--- Task instructions ---
When a line in the records contains the string "JSON", copy that line.

--- Data to use ---
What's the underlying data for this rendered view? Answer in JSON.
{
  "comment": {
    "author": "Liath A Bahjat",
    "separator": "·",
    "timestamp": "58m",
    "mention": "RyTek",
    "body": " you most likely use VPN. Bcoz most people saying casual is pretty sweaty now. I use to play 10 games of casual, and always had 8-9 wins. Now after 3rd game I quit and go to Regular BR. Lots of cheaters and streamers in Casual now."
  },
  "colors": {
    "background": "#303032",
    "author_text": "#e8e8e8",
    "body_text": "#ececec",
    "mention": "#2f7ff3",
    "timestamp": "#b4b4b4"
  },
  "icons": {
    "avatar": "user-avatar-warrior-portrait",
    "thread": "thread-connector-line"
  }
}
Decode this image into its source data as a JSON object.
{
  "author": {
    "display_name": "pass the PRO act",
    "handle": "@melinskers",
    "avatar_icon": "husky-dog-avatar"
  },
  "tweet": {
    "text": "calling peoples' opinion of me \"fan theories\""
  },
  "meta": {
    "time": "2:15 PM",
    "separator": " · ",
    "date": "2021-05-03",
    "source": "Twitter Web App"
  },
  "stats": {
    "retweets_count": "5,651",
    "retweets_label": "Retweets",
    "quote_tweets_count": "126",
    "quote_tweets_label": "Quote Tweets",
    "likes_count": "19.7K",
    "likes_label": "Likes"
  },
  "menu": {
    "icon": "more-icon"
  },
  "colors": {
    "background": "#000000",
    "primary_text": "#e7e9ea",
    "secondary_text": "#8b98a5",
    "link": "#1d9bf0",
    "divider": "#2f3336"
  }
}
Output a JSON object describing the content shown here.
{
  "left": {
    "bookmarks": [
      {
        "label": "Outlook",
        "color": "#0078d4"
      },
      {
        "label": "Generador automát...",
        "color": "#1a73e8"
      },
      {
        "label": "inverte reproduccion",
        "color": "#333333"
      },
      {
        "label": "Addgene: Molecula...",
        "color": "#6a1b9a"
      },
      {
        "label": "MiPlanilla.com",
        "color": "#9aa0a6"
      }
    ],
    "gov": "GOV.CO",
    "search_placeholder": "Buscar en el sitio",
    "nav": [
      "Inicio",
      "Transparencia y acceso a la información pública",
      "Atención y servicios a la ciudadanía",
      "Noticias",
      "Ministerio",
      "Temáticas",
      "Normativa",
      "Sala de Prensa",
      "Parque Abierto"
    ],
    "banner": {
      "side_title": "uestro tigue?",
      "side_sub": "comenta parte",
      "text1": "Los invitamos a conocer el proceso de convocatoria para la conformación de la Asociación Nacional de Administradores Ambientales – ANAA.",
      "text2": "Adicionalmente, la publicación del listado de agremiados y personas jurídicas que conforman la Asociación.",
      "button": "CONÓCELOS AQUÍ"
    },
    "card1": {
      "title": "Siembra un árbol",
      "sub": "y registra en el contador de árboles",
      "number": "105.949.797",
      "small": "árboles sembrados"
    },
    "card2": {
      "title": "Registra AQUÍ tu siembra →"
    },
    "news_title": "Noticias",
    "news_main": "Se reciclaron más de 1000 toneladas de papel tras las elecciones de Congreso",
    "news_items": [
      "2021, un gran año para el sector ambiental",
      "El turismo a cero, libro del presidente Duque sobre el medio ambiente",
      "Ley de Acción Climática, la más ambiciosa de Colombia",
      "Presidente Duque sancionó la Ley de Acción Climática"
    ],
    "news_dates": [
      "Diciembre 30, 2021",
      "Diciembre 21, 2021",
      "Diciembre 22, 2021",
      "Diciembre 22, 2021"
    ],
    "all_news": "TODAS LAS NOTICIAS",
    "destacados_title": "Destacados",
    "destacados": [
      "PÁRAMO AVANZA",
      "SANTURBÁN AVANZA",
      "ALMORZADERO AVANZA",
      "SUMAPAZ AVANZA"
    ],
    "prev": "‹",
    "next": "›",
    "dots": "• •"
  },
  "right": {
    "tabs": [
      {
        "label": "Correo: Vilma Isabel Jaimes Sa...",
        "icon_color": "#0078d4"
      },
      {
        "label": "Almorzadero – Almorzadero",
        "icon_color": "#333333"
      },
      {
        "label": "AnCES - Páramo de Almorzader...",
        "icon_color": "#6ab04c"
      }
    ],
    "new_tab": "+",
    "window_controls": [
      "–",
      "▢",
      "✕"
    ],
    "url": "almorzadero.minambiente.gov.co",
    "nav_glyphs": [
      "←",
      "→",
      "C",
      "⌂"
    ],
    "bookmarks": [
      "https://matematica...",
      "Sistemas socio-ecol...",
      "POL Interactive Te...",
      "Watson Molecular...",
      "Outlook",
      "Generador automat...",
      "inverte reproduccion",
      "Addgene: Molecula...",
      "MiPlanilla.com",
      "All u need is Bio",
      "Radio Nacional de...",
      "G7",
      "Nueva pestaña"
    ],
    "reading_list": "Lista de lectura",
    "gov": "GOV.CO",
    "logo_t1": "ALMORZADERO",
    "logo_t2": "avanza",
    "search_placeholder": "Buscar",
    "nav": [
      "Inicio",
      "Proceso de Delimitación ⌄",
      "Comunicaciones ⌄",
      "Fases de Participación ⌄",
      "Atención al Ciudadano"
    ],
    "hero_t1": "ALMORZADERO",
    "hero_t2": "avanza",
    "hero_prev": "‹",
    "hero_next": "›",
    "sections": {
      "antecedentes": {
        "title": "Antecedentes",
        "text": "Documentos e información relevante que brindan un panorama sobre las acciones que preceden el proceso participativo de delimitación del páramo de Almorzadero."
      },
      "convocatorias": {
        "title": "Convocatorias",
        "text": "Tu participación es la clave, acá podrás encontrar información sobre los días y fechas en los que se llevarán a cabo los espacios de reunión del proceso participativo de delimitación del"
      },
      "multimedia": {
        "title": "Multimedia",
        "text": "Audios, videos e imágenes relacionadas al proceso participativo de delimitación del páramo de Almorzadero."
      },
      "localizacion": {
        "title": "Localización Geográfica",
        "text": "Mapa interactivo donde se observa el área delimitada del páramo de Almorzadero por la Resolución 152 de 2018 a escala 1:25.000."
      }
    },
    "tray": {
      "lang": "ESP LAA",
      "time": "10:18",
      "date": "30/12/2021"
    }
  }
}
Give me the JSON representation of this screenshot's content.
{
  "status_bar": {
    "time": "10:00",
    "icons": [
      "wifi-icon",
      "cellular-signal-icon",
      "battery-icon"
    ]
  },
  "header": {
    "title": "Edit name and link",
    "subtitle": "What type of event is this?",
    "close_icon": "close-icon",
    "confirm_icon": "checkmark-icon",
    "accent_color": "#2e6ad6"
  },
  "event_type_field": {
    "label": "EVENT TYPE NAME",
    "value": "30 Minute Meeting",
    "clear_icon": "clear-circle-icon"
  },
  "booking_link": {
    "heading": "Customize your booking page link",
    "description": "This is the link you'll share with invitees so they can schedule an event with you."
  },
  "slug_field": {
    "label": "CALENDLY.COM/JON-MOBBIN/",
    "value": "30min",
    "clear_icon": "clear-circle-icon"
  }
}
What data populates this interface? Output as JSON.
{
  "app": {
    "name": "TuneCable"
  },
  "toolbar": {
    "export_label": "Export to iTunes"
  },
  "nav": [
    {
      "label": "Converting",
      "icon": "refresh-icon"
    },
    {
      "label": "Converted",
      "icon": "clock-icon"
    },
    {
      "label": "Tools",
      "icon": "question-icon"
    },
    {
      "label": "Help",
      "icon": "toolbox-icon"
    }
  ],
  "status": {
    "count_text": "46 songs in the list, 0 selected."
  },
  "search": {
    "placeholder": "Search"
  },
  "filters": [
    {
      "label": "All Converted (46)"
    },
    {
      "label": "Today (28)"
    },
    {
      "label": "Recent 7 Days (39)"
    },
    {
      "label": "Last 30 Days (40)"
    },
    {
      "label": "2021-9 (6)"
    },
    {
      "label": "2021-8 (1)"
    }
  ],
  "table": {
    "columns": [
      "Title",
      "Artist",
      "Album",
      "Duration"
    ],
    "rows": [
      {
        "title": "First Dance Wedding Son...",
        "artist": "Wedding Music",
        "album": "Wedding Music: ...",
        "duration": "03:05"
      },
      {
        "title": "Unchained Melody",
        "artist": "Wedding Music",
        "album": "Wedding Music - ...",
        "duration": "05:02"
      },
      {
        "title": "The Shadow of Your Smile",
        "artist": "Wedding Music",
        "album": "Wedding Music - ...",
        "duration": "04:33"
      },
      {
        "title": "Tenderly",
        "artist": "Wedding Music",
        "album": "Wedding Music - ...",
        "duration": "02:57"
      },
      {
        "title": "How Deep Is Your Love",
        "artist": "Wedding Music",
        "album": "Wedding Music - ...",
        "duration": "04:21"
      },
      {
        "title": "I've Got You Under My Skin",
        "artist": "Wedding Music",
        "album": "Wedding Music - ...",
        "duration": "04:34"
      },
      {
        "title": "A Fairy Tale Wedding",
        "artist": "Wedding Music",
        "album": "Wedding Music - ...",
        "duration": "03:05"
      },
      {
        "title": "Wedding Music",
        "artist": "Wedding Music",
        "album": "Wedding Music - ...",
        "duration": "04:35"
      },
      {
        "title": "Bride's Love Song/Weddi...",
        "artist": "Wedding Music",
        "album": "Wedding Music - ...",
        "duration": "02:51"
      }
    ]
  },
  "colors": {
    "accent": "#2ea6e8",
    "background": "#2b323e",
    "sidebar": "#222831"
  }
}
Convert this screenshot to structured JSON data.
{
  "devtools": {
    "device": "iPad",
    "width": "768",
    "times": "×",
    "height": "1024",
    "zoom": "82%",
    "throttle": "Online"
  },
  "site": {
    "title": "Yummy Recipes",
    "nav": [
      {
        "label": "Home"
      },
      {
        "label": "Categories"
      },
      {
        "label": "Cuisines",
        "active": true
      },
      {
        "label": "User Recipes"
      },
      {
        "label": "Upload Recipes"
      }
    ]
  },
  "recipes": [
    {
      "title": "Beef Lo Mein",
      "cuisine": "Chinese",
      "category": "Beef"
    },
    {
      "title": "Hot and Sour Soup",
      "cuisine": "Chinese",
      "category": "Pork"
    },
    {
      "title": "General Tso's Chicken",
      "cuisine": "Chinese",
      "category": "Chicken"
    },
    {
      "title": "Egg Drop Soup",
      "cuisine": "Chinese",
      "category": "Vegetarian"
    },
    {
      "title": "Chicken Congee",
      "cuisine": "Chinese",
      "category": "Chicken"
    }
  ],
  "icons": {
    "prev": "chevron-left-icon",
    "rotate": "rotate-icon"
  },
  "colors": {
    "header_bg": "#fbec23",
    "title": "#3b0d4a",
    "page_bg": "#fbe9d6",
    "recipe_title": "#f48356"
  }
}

--- Finished task ---
What's the underlying data for this rendered view? Answer in JSON.
Decode this image into its source data as a JSON object.
Output a JSON object describing the content shown here.
Give me the JSON representation of this screenshot's content.
What data populates this interface? Output as JSON.
Convert this screenshot to structured JSON data.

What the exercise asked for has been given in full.